However, organisation alone is not sufficient. Students must also be able to choose from related facts, and know how and when to use this new information. This is where your elaborative questioning of them comes in – it acts as the ‘glue’ that connects new knowledge to what they already knew, making it easier to retrieve in the future.

In your class

Download revision map examples to encourage linking of knowledge as MS Word or pdf.

So what does this look like in the science classroom? When questioning students during a lesson, once they give you the answer that suggests they have the core knowledge, ask them a ‘why’ question to get them to explain this idea further. For example:

Teacher: What is an exothermic reaction?

Student: A reaction that releases energy.

T: Correct. Can you give an example?

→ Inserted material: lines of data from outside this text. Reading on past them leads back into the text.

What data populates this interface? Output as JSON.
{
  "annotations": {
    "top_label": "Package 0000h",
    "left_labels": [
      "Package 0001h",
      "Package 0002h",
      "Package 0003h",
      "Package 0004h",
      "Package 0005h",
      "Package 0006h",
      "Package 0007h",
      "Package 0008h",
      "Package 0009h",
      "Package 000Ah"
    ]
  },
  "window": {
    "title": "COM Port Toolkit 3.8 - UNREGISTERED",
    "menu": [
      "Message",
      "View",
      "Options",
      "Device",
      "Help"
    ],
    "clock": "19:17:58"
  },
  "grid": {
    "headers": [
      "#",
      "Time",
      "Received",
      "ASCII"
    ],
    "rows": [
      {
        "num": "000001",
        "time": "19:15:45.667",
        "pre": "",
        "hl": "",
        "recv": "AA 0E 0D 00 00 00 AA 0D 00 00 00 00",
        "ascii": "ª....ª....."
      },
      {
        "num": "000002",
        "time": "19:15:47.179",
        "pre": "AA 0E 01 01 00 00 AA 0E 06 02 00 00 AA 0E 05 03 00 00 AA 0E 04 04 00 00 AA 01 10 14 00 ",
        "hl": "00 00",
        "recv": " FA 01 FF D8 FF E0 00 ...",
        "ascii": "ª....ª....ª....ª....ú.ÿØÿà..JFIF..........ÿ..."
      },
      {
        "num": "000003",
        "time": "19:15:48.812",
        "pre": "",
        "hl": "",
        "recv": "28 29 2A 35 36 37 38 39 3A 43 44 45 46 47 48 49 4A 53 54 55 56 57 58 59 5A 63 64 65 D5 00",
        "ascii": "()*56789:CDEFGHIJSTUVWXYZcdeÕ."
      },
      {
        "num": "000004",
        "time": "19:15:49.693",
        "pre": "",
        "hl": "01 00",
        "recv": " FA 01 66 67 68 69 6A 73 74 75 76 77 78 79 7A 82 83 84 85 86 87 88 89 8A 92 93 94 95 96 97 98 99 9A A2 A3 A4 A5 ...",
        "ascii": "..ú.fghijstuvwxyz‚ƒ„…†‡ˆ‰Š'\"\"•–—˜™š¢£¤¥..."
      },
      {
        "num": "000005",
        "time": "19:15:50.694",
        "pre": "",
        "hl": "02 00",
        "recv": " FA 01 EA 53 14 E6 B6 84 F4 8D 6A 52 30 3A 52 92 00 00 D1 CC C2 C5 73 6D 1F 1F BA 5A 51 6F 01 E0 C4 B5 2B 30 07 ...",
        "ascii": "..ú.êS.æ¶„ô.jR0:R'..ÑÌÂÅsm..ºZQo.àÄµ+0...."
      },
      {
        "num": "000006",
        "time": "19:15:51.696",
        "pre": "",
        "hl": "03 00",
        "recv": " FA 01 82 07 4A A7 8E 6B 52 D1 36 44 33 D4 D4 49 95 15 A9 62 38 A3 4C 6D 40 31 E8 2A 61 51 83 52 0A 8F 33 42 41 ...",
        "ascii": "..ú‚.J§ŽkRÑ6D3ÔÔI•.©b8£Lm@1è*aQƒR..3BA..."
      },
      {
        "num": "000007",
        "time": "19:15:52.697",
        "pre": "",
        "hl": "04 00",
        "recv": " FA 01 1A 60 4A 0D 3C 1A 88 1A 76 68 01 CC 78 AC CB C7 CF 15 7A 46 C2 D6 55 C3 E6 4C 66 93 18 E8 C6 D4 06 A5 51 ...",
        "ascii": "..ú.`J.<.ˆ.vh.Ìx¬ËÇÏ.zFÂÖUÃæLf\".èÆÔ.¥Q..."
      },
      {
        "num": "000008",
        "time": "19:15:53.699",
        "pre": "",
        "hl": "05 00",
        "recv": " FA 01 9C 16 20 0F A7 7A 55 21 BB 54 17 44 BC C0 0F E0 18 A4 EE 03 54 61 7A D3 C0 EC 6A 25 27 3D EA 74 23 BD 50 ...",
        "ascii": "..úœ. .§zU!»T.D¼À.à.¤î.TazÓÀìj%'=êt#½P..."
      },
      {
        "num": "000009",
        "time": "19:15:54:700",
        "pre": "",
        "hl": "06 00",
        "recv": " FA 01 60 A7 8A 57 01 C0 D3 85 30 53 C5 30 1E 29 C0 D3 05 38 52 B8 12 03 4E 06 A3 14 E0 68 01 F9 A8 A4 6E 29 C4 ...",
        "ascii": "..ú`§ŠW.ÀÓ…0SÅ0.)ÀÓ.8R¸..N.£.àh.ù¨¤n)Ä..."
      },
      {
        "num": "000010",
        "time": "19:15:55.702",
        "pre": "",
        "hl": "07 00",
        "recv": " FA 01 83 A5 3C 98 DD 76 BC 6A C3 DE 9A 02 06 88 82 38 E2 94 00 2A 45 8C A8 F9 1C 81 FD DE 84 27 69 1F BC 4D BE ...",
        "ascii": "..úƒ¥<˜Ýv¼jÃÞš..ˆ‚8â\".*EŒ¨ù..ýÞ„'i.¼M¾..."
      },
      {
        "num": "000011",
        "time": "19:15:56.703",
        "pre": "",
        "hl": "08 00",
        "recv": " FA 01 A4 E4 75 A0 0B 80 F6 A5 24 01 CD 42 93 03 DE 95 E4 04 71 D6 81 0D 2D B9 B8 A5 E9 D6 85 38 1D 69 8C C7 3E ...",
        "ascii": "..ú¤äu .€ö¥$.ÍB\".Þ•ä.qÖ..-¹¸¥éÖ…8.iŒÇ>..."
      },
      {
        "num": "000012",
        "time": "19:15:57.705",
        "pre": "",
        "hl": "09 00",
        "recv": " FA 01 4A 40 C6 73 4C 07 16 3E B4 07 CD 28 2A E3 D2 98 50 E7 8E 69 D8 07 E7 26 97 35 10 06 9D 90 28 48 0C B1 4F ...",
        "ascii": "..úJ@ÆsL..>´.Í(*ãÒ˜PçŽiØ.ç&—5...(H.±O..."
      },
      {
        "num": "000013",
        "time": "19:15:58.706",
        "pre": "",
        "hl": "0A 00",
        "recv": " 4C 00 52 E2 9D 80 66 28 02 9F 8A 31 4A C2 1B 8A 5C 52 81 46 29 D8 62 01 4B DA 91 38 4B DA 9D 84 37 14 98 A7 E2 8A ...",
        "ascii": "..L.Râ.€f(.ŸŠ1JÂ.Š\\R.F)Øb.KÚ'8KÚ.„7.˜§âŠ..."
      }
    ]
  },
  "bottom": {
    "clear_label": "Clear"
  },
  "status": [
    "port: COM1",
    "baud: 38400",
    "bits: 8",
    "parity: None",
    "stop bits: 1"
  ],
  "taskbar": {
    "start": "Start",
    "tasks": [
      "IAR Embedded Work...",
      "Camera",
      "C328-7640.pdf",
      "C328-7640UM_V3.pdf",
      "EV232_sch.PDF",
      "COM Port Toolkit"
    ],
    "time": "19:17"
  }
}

S: Yes – combustion.

T: That’s right – what’s a common example of combustion?

S: Burning a candle.

T: Yes, what’s the chemical reaction involved?

S: The wax reacts with oxygen to produce carbon dioxide and water. Heat and light energy are released.

So in this example, the student is being encouraged to connect their new knowledge of exothermic reactions to what they already know about combustion reactions.

Students can also be encouraged to initiate elaboration themselves. Give them a list of key words/ideas that have been studied in a topic. You can then ask them to do two things with this list: (a) question themselves about how these ideas work and why, and write this down; (b) explain how these ideas link together. This is also useful as it allows you to identify any misconceptions and then intervene accordingly.

The great thing about elaborative interrogation is that from a teacher’s point of view it is a low effort, high impact strategy. It takes very little planning on the teacher’s part, other than thinking about the elaborative questions you will ask, but the evidence suggests it will have a significant impact on the long-term retention of knowledge. A perfect combination!

This article is part of the series 7 simple rules for science teaching, developed in response to the EEF’s Improving secondary science guidance. It supports rule 4d, Encourage pupils to elaborate on what they have learned.

Further reading